There is no singing to distract from the angst on Green Mile night, no touching video packages -– we simply spend an hour watching as one by one each contestant rides an elevator, trudges across a vast auditorium floor and sits alone before the judges to hear whether, having emerged from 100,000 to the top 50, they are about to be tossed back into the anonymous swamp where they have vainly toiled their entire lives or whether they are to enter history as one of Season 7's 24.
As Simon tells one contestant about her singing career, “It’s safe to assume that if we say no at this stage it’s pretty much over.”
So with the stakes being their entire lives, we get to revel in the specter of a solid hour of people enduring the tensest moments they will ever know, the heights of joy and the depths of despair to follow. “This is probably the worst day of my life. I have no idea what I’m going to do with my life now. Oh my God,” is how one rejected contestant succinctly described the experience.

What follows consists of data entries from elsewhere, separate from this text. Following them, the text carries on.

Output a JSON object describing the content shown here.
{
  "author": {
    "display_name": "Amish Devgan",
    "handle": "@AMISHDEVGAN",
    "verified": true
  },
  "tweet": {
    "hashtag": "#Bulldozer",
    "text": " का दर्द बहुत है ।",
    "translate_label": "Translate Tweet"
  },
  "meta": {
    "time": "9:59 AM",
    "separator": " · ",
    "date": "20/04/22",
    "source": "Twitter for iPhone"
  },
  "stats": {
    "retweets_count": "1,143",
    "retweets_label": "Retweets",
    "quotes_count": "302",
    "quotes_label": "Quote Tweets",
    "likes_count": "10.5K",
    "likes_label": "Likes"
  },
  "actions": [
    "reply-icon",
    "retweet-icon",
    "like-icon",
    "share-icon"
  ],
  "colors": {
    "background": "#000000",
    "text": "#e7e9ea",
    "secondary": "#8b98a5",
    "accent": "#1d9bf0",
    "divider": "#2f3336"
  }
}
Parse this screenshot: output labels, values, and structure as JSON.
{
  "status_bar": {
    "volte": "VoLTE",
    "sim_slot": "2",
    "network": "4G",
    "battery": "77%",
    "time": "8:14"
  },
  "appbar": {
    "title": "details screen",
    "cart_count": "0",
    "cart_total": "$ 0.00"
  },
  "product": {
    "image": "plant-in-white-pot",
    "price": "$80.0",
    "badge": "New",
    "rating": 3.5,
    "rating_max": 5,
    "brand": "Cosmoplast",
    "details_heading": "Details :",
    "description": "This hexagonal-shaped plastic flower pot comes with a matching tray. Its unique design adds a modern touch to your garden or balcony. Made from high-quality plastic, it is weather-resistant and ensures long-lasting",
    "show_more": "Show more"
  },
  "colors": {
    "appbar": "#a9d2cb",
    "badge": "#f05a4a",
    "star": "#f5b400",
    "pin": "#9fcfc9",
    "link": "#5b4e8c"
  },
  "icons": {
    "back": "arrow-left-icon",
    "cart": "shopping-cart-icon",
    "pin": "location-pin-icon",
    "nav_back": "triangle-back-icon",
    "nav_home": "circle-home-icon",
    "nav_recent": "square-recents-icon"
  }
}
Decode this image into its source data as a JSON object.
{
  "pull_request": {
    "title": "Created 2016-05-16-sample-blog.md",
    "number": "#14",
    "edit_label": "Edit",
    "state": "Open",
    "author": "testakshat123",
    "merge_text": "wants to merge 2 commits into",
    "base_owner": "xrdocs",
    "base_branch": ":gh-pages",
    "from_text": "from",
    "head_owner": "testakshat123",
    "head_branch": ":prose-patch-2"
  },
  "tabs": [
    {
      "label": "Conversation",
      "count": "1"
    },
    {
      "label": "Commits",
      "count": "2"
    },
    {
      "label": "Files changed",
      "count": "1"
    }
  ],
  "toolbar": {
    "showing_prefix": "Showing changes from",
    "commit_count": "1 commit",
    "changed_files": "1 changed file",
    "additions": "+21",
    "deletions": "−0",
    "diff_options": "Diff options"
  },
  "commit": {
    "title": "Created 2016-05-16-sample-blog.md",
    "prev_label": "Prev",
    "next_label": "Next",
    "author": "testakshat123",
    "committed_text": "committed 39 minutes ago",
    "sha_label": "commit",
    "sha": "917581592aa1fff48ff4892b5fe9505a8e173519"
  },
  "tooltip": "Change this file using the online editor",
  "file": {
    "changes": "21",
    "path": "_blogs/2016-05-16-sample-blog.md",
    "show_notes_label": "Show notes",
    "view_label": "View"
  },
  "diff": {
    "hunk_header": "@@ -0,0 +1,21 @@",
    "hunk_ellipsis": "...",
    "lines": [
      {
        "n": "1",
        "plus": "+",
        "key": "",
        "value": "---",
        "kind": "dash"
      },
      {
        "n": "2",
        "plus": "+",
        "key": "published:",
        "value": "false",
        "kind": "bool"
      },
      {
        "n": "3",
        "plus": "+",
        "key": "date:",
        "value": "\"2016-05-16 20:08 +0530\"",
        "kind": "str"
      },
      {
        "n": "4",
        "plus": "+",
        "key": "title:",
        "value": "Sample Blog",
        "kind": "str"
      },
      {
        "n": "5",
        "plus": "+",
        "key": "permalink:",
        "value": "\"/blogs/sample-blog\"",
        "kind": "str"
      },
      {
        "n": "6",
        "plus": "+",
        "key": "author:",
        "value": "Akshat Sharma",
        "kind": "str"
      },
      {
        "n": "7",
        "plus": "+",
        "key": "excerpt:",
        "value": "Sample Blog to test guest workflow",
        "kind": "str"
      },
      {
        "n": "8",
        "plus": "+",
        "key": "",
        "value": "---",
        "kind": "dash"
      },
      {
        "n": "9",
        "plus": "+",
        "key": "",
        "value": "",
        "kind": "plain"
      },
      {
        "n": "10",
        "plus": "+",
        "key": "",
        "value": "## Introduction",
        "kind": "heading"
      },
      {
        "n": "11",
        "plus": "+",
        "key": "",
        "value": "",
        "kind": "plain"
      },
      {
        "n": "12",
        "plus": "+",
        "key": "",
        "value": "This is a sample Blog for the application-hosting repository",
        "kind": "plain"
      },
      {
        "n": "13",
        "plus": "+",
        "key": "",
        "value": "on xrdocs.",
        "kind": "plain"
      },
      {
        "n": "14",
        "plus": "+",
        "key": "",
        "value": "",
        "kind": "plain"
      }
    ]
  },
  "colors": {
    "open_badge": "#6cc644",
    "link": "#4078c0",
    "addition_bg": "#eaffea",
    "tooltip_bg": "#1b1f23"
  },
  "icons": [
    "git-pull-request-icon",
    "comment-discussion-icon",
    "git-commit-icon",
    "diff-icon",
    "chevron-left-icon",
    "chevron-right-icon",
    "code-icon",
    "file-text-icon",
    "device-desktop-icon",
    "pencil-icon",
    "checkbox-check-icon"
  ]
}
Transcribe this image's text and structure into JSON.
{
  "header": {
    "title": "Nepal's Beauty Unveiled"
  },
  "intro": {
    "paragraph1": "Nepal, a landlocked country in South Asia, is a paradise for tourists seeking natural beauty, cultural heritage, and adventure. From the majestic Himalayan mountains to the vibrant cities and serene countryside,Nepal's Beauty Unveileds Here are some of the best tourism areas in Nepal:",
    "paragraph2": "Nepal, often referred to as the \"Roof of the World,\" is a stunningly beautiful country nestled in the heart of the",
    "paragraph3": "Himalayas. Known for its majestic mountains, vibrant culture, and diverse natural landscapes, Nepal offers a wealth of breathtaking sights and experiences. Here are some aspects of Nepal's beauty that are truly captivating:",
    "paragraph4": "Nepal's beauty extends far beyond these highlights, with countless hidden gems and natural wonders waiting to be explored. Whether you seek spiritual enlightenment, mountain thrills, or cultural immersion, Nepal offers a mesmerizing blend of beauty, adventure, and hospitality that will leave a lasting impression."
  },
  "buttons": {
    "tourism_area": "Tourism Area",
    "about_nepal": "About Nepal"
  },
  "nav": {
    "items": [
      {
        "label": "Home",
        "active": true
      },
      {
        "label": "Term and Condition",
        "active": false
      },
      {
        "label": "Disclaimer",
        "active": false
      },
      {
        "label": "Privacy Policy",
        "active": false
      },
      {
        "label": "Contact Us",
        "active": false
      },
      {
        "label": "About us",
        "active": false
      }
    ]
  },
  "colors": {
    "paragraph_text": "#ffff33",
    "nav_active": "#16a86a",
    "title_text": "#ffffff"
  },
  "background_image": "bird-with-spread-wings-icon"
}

Simply put, in contemporary society, there is no currency more valuable than fame. Power, money, sex, respect -– all pale before its white heat. The Green Mile episode is the gateway to fame, or as close a shot at it as anything can offer.
This is not some rinky-dink island relay race show with a piddly after-taxes cash prize waiting at the end, or a crypto-soap opera partner hunt dangling a very dubious shot at love everlasting. The prize on the line, even if you just make it halfway from this point, is the purest substance yet discovered, as testified by Clarkson, Aiken, Underwood, Daughtry, et al. as they sat in these seats in their turn. The contestants truly stand at St. Peter’s gates, their fates weighed in the balance. And what could make for a better hour of television?
(Actually, making it past this point doesn’t quite guarantee them a shot at anything yet. History has shown that many can parlay a stint in the top 12 to stardom, but 13th–24th-place finishes remain a guaranteed ticket to Palookaville.)
Notable in this episode were the different ways the judges string out the pain. Paula plays a mischievous game for the yeses, recounting each step of their journeys before breaking the news. Randy takes the approach of asking each one, “How do you think you did?” and nodding as they are forced to deliver stammering pretty-good-I-thinks. Simon, while he has their attention, delivers mini-lectures, warning them to work harder in the real competition or they’ll be out in no time.
None however, match the way producer Nigel Lythgoe uses this time when he sits as a judge on “So You Think You Can Dance.” During that show's Green Mile episode, Lythgoe brilliantly uses the moment when he has each contestant's pure attention, all bravado stripped away as they await their fate, to rake them over the coals, flaying them within an inch of their lives about their various arrogances and bad habits. As harrowing as "Idol’s" Green Mile hour is, by not following Lythgoe’s lead the judges leave just a few precious ounces of drama untapped.
But saving the most dramatic for nearly the last, toward the end of the hour the news was broken to Atlanta homeless boy Josiah Lemming that he was being sent back to live in his car once again. Despite some uneven performances, the news seemed inexplicable given the high endearment factor he’d built up over his substantial air time and given the fact that a few heretofore barely seen seeming non-entities like Jason Yeager slipped through into the guys' ranks.
The elimination makes one wonder about one of the darkest corners of the "Idol" operation. Despite the appearance that the Green Mile occurs at the end of Hollywood Week, in fact there are many weeks in between. Hollywood Week was recorded toward the end of 2007 and the Green Mile, sources inform me, was taped in the last few weeks, giving the judges and the "Idol" team a chance to look deep into the backgrounds of all remaining contestants.
When contestants are rejected on the Green Mile, most are simply told, “No, I’m sorry” without explanation, leaving open the possibility that some may have been dismissed after Lord knows what was learned about them. Is it possible that something came up on young Lemming, for instance, that led to his ouster? Or just as likely, was his ouster due to the stated desire of the show this season not to select Sanjayas and focus strictly on finding the strongest possible talents? In the end, Lemming and the tie-wearing politician/singer Kyle both ultimately, despite not-awful voices, looked more like novelty candidates than genuine contenders, and perhaps on what looks to be, just maybe, the strongest talent season in years, they picked the wrong year to be a little too quirky.
-- Richard Rushfield
(Photo courtesy Fox)